## Dataset entries
───
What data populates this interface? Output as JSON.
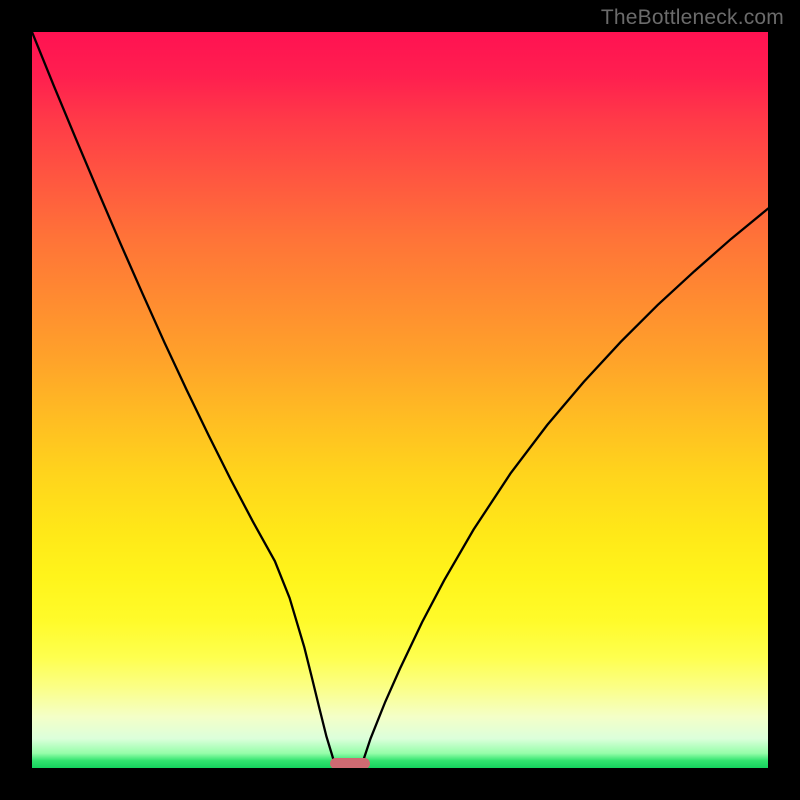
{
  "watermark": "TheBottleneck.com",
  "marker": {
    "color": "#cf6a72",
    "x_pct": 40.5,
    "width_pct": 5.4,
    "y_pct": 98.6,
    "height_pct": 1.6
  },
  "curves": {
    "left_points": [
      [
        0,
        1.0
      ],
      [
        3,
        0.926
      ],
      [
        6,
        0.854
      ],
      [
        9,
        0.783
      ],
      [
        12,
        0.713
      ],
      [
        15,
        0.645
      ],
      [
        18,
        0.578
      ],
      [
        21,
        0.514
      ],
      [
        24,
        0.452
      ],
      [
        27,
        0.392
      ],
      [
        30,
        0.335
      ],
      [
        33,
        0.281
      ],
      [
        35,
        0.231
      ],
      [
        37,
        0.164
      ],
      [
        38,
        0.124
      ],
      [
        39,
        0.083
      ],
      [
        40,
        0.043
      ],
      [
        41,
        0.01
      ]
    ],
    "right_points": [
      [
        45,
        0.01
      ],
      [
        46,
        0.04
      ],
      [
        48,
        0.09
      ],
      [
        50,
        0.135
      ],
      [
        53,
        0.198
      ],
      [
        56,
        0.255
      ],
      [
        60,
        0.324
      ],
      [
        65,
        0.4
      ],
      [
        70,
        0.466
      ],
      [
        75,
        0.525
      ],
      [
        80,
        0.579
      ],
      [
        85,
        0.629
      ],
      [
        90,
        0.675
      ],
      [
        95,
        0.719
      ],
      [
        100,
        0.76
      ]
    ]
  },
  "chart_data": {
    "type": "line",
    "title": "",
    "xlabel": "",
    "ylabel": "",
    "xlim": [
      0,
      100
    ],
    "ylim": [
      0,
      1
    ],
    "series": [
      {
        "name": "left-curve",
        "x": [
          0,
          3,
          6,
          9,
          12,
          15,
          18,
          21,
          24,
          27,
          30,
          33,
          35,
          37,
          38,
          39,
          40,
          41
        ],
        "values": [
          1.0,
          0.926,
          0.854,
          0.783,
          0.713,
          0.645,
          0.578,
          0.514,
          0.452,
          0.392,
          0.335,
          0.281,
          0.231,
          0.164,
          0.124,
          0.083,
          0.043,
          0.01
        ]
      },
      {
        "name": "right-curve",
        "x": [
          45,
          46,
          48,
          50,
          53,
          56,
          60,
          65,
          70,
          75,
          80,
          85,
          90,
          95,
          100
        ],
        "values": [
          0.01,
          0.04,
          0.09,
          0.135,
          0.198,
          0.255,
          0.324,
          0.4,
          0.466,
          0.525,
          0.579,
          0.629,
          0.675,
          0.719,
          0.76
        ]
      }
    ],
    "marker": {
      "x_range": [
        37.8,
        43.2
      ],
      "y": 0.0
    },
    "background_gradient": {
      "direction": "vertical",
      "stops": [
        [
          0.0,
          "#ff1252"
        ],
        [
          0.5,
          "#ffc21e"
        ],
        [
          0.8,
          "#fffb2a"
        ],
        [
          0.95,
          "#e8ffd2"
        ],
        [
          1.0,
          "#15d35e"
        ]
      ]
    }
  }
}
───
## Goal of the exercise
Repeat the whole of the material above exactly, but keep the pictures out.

## Expected answer
What data populates this interface? Output as JSON.
{
  "watermark": "TheBottleneck.com",
  "marker": {
    "color": "#cf6a72",
    "x_pct": 40.5,
    "width_pct": 5.4,
    "y_pct": 98.6,
    "height_pct": 1.6
  },
  "curves": {
    "left_points": [
      [
        0,
        1.0
      ],
      [
        3,
        0.926
      ],
      [
        6,
        0.854
      ],
      [
        9,
        0.783
      ],
      [
        12,
        0.713
      ],
      [
        15,
        0.645
      ],
      [
        18,
        0.578
      ],
      [
        21,
        0.514
      ],
      [
        24,
        0.452
      ],
      [
        27,
        0.392
      ],
      [
        30,
        0.335
      ],
      [
        33,
        0.281
      ],
      [
        35,
        0.231
      ],
      [
        37,
        0.164
      ],
      [
        38,
        0.124
      ],
      [
        39,
        0.083
      ],
      [
        40,
        0.043
      ],
      [
        41,
        0.01
      ]
    ],
    "right_points": [
      [
        45,
        0.01
      ],
      [
        46,
        0.04
      ],
      [
        48,
        0.09
      ],
      [
        50,
        0.135
      ],
      [
        53,
        0.198
      ],
      [
        56,
        0.255
      ],
      [
        60,
        0.324
      ],
      [
        65,
        0.4
      ],
      [
        70,
        0.466
      ],
      [
        75,
        0.525
      ],
      [
        80,
        0.579
      ],
      [
        85,
        0.629
      ],
      [
        90,
        0.675
      ],
      [
        95,
        0.719
      ],
      [
        100,
        0.76
      ]
    ]
  },
  "chart_data": {
    "type": "line",
    "title": "",
    "xlabel": "",
    "ylabel": "",
    "xlim": [
      0,
      100
    ],
    "ylim": [
      0,
      1
    ],
    "series": [
      {
        "name": "left-curve",
        "x": [
          0,
          3,
          6,
          9,
          12,
          15,
          18,
          21,
          24,
          27,
          30,
          33,
          35,
          37,
          38,
          39,
          40,
          41
        ],
        "values": [
          1.0,
          0.926,
          0.854,
          0.783,
          0.713,
          0.645,
          0.578,
          0.514,
          0.452,
          0.392,
          0.335,
          0.281,
          0.231,
          0.164,
          0.124,
          0.083,
          0.043,
          0.01
        ]
      },
      {
        "name": "right-curve",
        "x": [
          45,
          46,
          48,
          50,
          53,
          56,
          60,
          65,
          70,
          75,
          80,
          85,
          90,
          95,
          100
        ],
        "values": [
          0.01,
          0.04,
          0.09,
          0.135,
          0.198,
          0.255,
          0.324,
          0.4,
          0.466,
          0.525,
          0.579,
          0.629,
          0.675,
          0.719,
          0.76
        ]
      }
    ],
    "marker": {
      "x_range": [
        37.8,
        43.2
      ],
      "y": 0.0
    },
    "background_gradient": {
      "direction": "vertical",
      "stops": [
        [
          0.0,
          "#ff1252"
        ],
        [
          0.5,
          "#ffc21e"
        ],
        [
          0.8,
          "#fffb2a"
        ],
        [
          0.95,
          "#e8ffd2"
        ],
        [
          1.0,
          "#15d35e"
        ]
      ]
    }
  }
}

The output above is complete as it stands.